* Aim of the exercise *
The answer must consist of each line below that contains the string "this".

(Stored records)
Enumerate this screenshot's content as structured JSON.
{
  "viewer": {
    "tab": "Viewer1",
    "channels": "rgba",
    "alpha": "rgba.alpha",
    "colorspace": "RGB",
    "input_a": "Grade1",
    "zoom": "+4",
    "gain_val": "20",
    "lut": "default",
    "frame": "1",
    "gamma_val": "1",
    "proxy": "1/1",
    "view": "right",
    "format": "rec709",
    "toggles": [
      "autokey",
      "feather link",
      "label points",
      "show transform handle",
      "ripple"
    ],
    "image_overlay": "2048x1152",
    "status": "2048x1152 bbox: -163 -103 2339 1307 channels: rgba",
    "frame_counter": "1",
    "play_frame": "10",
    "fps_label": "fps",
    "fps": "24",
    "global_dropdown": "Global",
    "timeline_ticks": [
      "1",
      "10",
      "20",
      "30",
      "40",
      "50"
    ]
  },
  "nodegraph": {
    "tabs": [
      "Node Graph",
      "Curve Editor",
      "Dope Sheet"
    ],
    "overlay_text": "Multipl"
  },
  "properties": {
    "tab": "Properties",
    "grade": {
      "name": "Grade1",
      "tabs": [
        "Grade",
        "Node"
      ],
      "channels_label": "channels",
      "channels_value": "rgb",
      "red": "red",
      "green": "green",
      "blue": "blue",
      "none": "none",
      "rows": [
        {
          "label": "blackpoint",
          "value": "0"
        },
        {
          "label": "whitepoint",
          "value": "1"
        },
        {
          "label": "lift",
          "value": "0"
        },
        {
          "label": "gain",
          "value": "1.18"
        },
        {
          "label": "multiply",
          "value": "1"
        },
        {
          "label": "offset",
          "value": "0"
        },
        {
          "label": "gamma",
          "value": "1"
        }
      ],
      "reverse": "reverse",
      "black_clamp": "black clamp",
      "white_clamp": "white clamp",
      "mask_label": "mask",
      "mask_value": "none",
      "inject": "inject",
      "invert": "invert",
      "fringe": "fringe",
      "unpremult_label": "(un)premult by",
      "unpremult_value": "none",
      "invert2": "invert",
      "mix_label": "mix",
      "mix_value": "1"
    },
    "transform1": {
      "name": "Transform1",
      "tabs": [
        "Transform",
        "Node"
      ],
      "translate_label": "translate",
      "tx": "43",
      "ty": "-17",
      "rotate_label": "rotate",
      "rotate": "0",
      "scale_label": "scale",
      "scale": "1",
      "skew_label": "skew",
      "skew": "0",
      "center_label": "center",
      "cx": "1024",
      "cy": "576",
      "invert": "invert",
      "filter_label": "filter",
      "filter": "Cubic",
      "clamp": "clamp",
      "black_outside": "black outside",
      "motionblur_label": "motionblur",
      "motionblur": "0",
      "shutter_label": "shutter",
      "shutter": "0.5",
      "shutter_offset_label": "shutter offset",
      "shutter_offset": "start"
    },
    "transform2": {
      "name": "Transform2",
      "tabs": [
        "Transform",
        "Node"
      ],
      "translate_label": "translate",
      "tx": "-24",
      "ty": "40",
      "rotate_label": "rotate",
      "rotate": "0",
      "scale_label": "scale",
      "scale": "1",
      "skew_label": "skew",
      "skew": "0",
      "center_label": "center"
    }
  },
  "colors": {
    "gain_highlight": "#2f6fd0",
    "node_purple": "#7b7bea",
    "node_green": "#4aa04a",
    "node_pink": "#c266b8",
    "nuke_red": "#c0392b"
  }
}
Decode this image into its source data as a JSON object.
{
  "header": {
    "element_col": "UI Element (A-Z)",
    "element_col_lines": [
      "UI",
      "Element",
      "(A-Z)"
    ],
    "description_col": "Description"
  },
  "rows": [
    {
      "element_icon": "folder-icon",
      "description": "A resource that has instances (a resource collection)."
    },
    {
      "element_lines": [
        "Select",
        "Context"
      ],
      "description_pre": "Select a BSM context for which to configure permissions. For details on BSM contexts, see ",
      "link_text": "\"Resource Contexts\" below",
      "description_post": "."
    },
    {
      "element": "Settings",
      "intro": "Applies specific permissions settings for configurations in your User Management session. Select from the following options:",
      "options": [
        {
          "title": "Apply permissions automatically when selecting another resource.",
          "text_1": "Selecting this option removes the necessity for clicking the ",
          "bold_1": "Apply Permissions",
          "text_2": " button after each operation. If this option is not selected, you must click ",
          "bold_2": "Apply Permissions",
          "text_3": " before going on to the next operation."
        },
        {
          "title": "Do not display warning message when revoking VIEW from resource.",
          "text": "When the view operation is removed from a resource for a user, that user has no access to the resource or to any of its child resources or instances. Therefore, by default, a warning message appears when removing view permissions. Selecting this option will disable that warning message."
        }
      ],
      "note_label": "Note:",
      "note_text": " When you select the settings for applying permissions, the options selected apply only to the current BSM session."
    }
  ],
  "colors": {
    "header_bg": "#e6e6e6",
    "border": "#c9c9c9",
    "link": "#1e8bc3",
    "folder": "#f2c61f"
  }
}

* Final answer *
Enumerate this screenshot's content as structured JSON.
Decode this image into its source data as a JSON object.
          "text_1": "Selecting this option removes the necessity for clicking the ",
          "text_2": " button after each operation. If this option is not selected, you must click ",
          "text": "When the view operation is removed from a resource for a user, that user has no access to the resource or to any of its child resources or instances. Therefore, by default, a warning message appears when removing view permissions. Selecting this option will disable that warning message."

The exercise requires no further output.